First, the confession – I don’t have diabetes…or at least that is what my doctor tells me after several blood tests over the last several years. This confused me, as I seem to be a prime candidate for diabetes and I’ve had some seeming symptoms.
I’m a big fan of the current infantile, yet developing, self-monitoring and digital monitoring health systems. Health systems which I believe in the near-term future will provide constant health monitoring of individuals – alerting them to issues long before they are aware of them – and also alerting medical professionals if allowed by the patient. In my humble and non-medical opinion, this would result in significant reductions in health care costs and drastic improvements in quality of life.

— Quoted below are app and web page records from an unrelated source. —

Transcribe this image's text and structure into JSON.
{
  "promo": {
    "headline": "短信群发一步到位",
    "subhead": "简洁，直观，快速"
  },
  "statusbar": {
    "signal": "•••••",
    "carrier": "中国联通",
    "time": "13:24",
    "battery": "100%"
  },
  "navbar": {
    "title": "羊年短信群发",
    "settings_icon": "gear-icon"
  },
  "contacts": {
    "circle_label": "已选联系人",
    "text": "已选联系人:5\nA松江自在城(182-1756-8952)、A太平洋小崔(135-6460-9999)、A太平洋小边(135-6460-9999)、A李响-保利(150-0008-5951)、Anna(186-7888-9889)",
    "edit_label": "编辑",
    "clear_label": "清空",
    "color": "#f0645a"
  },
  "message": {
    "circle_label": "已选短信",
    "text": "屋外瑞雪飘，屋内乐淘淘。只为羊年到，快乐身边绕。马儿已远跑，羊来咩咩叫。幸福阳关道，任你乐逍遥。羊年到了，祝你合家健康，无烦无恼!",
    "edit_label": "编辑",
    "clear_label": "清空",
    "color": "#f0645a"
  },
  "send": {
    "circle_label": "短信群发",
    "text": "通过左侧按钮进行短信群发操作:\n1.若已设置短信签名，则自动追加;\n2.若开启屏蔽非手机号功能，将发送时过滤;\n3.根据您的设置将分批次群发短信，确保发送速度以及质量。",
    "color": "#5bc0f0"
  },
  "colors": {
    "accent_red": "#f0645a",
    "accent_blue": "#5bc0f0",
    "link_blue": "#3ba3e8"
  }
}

Not quite trusting the doctor’s once a year tests and wondering if I needed more frequent monitoring I decided to see what devices where available for monitoring my blood glucose level – and low and behold – I found the Bayers Contour USB Blood Glucose Monitoring System. I bought it off Amazon for less than $30, which is a significant drop off its list price of $75.
A few days later a small box arrived at my doorstop. Inside was my Bayers Contour USB. Its packaging was swift and included quite a few nifty little gadgets. First there was the USB monitoring device which plugs into a computer and downloads the results which can be reviewed and analyzed via a free Bayer‘s GLUCOFACTS application. Then there was a bottle of twenty-five test strips, which uniquely “suck” the blood up and which you insert into the USB device for analysis (the blood always remains on the test strip, never actually in the USB device). There were micro-lancets – ominous little plastic pieces with needles inside and a plastic lancing device into which one inserts the lancet and then pricks oneself. A USB cable and a power charger (using USB), a small carrying case, lots of manuals, and that’s about it. All in all, a pretty impressive and shiny little package.

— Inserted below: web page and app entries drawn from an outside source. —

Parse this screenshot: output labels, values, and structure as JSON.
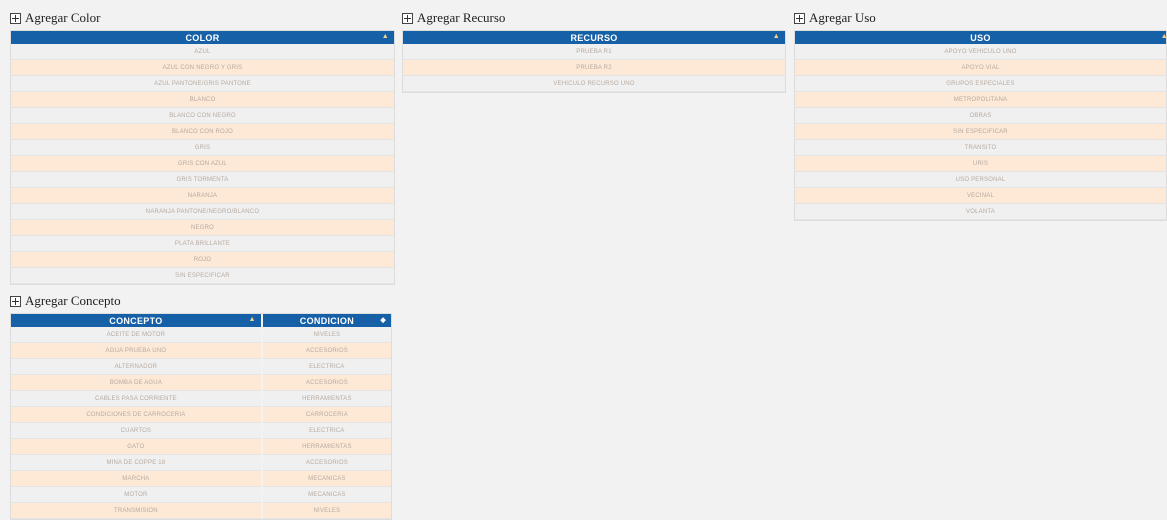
{
  "color": {
    "add_label": "Agregar Color",
    "header": "COLOR",
    "rows": [
      "AZUL",
      "AZUL CON NEGRO Y GRIS",
      "AZUL PANTONE/GRIS PANTONE",
      "BLANCO",
      "BLANCO CON NEGRO",
      "BLANCO CON ROJO",
      "GRIS",
      "GRIS CON AZUL",
      "GRIS TORMENTA",
      "NARANJA",
      "NARANJA PANTONE/NEGRO/BLANCO",
      "NEGRO",
      "PLATA BRILLANTE",
      "ROJO",
      "SIN ESPECIFICAR"
    ]
  },
  "recurso": {
    "add_label": "Agregar Recurso",
    "header": "RECURSO",
    "rows": [
      "PRUEBA R1",
      "PRUEBA R2",
      "VEHICULO RECURSO UNO"
    ]
  },
  "uso": {
    "add_label": "Agregar Uso",
    "header": "USO",
    "rows": [
      "APOYO VEHICULO UNO",
      "APOYO VIAL",
      "GRUPOS ESPECIALES",
      "METROPOLITANA",
      "OBRAS",
      "SIN ESPECIFICAR",
      "TRANSITO",
      "URIS",
      "USO PERSONAL",
      "VECINAL",
      "VOLANTA"
    ]
  },
  "concepto": {
    "add_label": "Agregar Concepto",
    "header_concepto": "CONCEPTO",
    "header_condicion": "CONDICION",
    "rows": [
      [
        "ACEITE DE MOTOR",
        "NIVELES"
      ],
      [
        "AGUA PRUEBA UNO",
        "ACCESORIOS"
      ],
      [
        "ALTERNADOR",
        "ELECTRICA"
      ],
      [
        "BOMBA DE AGUA",
        "ACCESORIOS"
      ],
      [
        "CABLES PASA CORRIENTE",
        "HERRAMIENTAS"
      ],
      [
        "CONDICIONES DE CARROCERIA",
        "CARROCERIA"
      ],
      [
        "CUARTOS",
        "ELECTRICA"
      ],
      [
        "GATO",
        "HERRAMIENTAS"
      ],
      [
        "MINA DE COPPE 18",
        "ACCESORIOS"
      ],
      [
        "MARCHA",
        "MECANICAS"
      ],
      [
        "MOTOR",
        "MECANICAS"
      ],
      [
        "TRANSMISION",
        "NIVELES"
      ]
    ]
  },
  "icons": {
    "sort_asc": "▲",
    "sort_both": "◆"
  }
}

I actually had to read through the manual a bit to understand how things worked – not the whole USB aspect, but the whole how to stick oneself with a needle and draw blood. I was a little anxious – I hadn’t ever pricked myself before and am not a fan of pain – so I tried the lancer on its “shallowest” setting. It pricked, but not deep enough. I repeated the process four or five times before finally getting one to bleed enough that the test strip accept the blood sample – all the rest I had to throw away b/c they complained I hadn’t given them enough blood.
This was a little annoying – why didn’t it just let me give some more blood? Hold on a second, I’ll get you some more? But no, throw it away and start over. Blahh.
I inserted my USB device before opening the GLUCOFACTS software (the manual probably told me not to do that, but I didn’t read it that much!) and when I opened GLUCOFACTS nothing happened, then I redid the process but opening GLUCOFACTS first and it auto-found my USB device and allowed me to setup a profile and download my reading. Only one reading – so nothing too interesting thus far, except that my glucose is showing up as too low (53 mg/DL whereas the ‘low-end’ target is 70-180 mg/DL). Hmmm…maybe its a fluke, we’ll have to wait and see…b/c I eat sugar, and I don’t have hypoglycemic symptoms, so it would be weird for me to have regularly low readings.
Overall, I’m pretty happy so far. The prick didn’t hurt worth mentioning. The software is intuitive. And it all comes in a nice little snazzy package.
For those who are interested, I’m not just interested in trying to prove the doctor wrong – I actually accept that I don’t have diabetes – but I am interested in looking for any correlations between my blood sugar levels and my experiences/emotions throughout the day. e.g. when I am depressed, does it correspond with low/regular/high levels of blood sugar? There may be no correlation, but I figure it is worth looking into.
Yes, yes, I know this makes me a dork. I’m okay with that.